Macabre, provocative, sexually-charged, unrelentingly intense; Northern Ireland Opera’s visceral interpretation of Richard Strauss’s opera Salomewas all these things and more. And few who were present are ever likely to forget the sight of soprano Giselle Allen’s Salome, drenched in John the Baptist’s blood and pleasuring herself, in paroxysms of ecstasy, with his decapitated head.
This matinee performance was undoubtedly a stimulating alternative to church and Sunday lunch. As one well-heeled septuagenarian lady commented at the end of this very rock ‘n’ roll show: “I’ve never spent a Sunday afternoon quite like that before.” Nor Allen, as like as not.
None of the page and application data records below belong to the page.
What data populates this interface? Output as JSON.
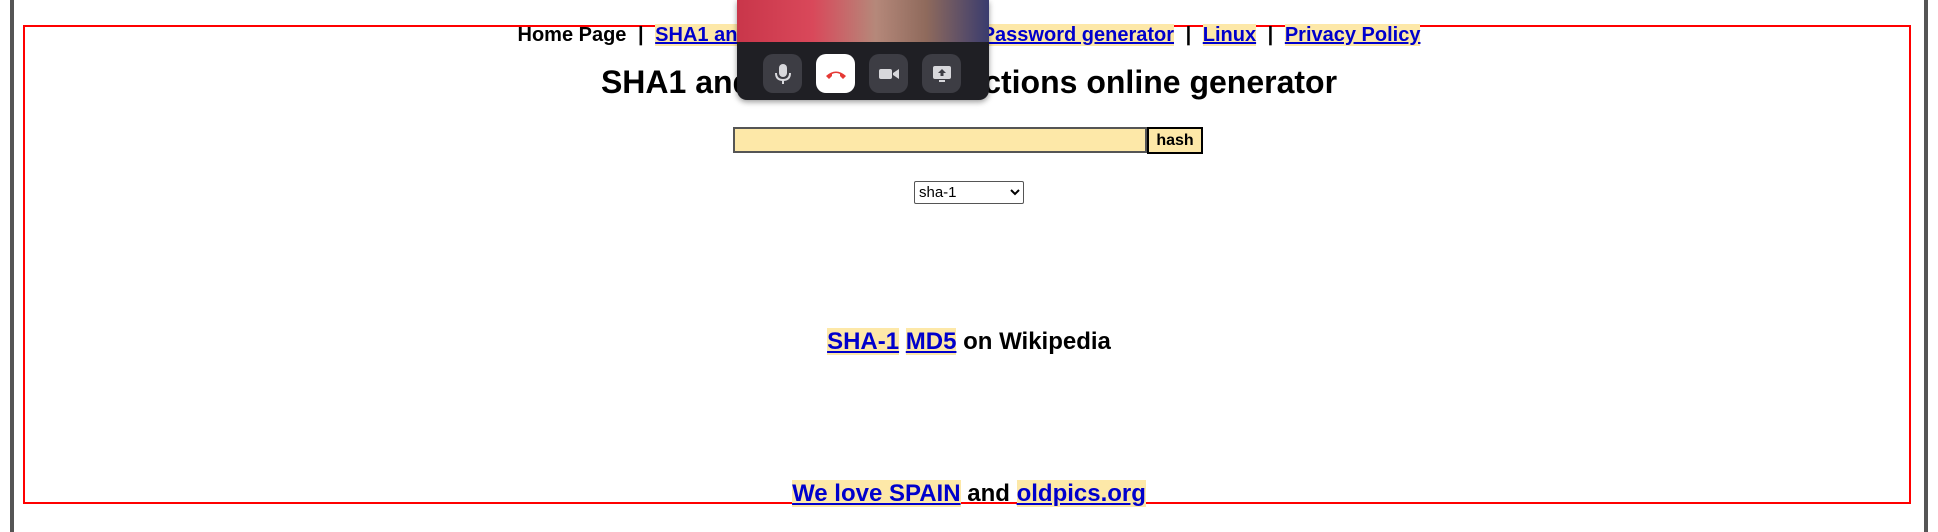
{
  "nav": {
    "home": "Home Page",
    "sep": "|",
    "sha_link": "SHA1 and other hash functions",
    "password_link": "Password generator",
    "linux_link": "Linux",
    "privacy_link": "Privacy Policy"
  },
  "title": "SHA1 and other hash functions online generator",
  "form": {
    "input_value": "",
    "button_label": "hash",
    "algorithm_selected": "sha-1"
  },
  "wiki": {
    "sha1": "SHA-1",
    "md5": "MD5",
    "suffix": " on Wikipedia"
  },
  "footer": {
    "spain": "We love SPAIN",
    "and": " and ",
    "oldpics": "oldpics.org"
  },
  "call": {
    "icons": [
      "microphone-icon",
      "end-call-icon",
      "camera-icon",
      "share-screen-icon"
    ],
    "end_color": "#e53935"
  }
}
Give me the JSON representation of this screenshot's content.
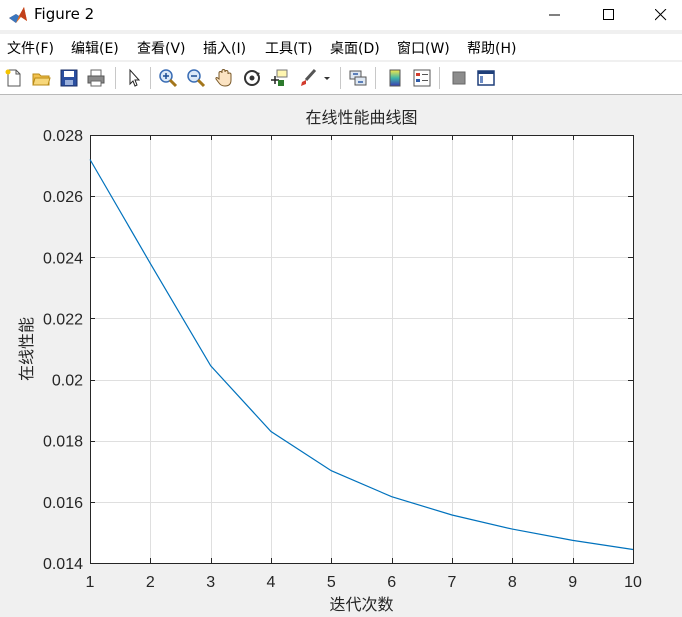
{
  "window": {
    "title": "Figure 2"
  },
  "menu": [
    {
      "label": "文件(F)"
    },
    {
      "label": "编辑(E)"
    },
    {
      "label": "查看(V)"
    },
    {
      "label": "插入(I)"
    },
    {
      "label": "工具(T)"
    },
    {
      "label": "桌面(D)"
    },
    {
      "label": "窗口(W)"
    },
    {
      "label": "帮助(H)"
    }
  ],
  "toolbar": {
    "icons": [
      "new-figure-icon",
      "open-file-icon",
      "save-icon",
      "print-icon",
      "select-arrow-icon",
      "zoom-in-icon",
      "zoom-out-icon",
      "pan-hand-icon",
      "rotate-3d-icon",
      "data-cursor-icon",
      "brush-icon",
      "brush-dropdown-icon",
      "link-plot-icon",
      "colorbar-icon",
      "legend-icon",
      "hide-plot-tools-icon",
      "show-plot-tools-icon"
    ]
  },
  "chart_data": {
    "type": "line",
    "title": "在线性能曲线图",
    "xlabel": "迭代次数",
    "ylabel": "在线性能",
    "xlim": [
      1,
      10
    ],
    "ylim": [
      0.014,
      0.028
    ],
    "grid": true,
    "x_ticks": [
      "1",
      "2",
      "3",
      "4",
      "5",
      "6",
      "7",
      "8",
      "9",
      "10"
    ],
    "y_ticks": [
      "0.014",
      "0.016",
      "0.018",
      "0.02",
      "0.022",
      "0.024",
      "0.026",
      "0.028"
    ],
    "series": [
      {
        "color": "#0072bd",
        "x": [
          1,
          2,
          3,
          4,
          5,
          6,
          7,
          8,
          9,
          10
        ],
        "y": [
          0.0272,
          0.0238,
          0.02045,
          0.0183,
          0.01702,
          0.01617,
          0.01557,
          0.01511,
          0.01474,
          0.01444
        ]
      }
    ]
  }
}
In shaking up the status quo it is certainly job well done for director Oliver Mears and the team of Northern Ireland Opera. For if opera in this part of the world is to continue to attract sponsors, patrons and new audiences alike then it must cast off its somewhat stuffy, elitist robes, jettison its archaic language and present a more modern image and vernacular, one that resonates with 21st century audiences.
Just as Strauss took artistic liberties with the text of Oscar Wilde’s original play – pruning mostly – so too NI Opera puts its very personal stamp on the staging of this Victorian-era libretto. Annemarie Wood’s set design lifts this dramatic Biblical episode out of its traditional, moonlight-bathed Palestinian palace setting and plonks it in a time and space somewhere between Little House on the Prairie and The Sopranos.
The modern Americana of a flower-rimmed cottage– complete with framed photos on the mantelpiece – and teddy bears in the yard makes for an oddly homely setting for the beer-drinking, card-playing Jews and the drug-cartel sleaziness of the two bare-chested soldiers, rifles slung sloppily over their shoulders, beers and smokes on the go.
Among uniformly excellent performances across the cast the lecherous, hedonistic Herod (tenor Michael Colvin), the louche, manipulative Herodias (mezzo-soprano Heather Shipp) and the fire and brimstone Jokanaan (bass-baritone Robert Hayward) – booming prophesies of doom and salvation from the depths of his cistern-turned-prison cell – steal the early thunder as the tension steadily mounts.
The Jews are volatile, “tearing each other in pieces over their foolish ceremonies,” observes Salome. Just before Naraboth (tenor Adrian Dwyer) takes his own life – consumed by jealousy at Salome’s lust for Jokanaan – the prophet hears “the beating of the wings of the angel of death.” Not only death, but madness too is in the air.
The myriad passions of Wilde’s almost Shakespearean libretto are magnified by Strauss’s voluptuous, surging score, brilliantly interpreted by the sixty-one piece Ulster Orchestra under the baton of conductor Nicholas Chalmers.
The orchestral music, whilst inexorably bound up in the unfolding drama is almost overpowered by the extraordinary vocal performances; Allen is utterly commanding in what is one of opera’s most challenging soprano roles. The acting is equally gripping and there’s a vibrancy about the characters’ movements that makes for compelling viewing, rendering the fact of the non-Biblical scenery irrelevant.
Dancer Hayley Chilvers has come from London for the iconic Dance of the Seven Veils and she does not disappoint. Choreographed by Movement Director Anna Morrissey, Chilvers’ incarnation as the sixteen-year old Salome, dancing for the as yet unnamed prize of Jokanaan’s head, is steamily erotic in her role as virgin-whore.
From this point onwards Mears’ directing hand grabs the audience by the throat.
Chilvers is a tough act to follow but with the music swirling in heady maelstrom, Allen’s lung-busting delivery either side of the beheading and her depraved gyrations with the decapitated head are compelling and shocking in equal measure.
Salome’s murder by strangulation on Herod’s orders is another bold deviation from the original text yet so much more in keeping with the graphic nature of the tale than Wilde’s strangely unconvincing crushing to death of Salome by the soldiers’ shields.
In tackling Salome, Northern Ireland Opera does not shy away from the filth, the blood, the voyeurism and the sex. Love and death are indeed messy. This reality is at the core of Salome and in embracing it, Mears and his outstanding company have delivered an opera as riveting as any to ever grace a Belfast stage. Ian Patterson
Photos by Opera NI.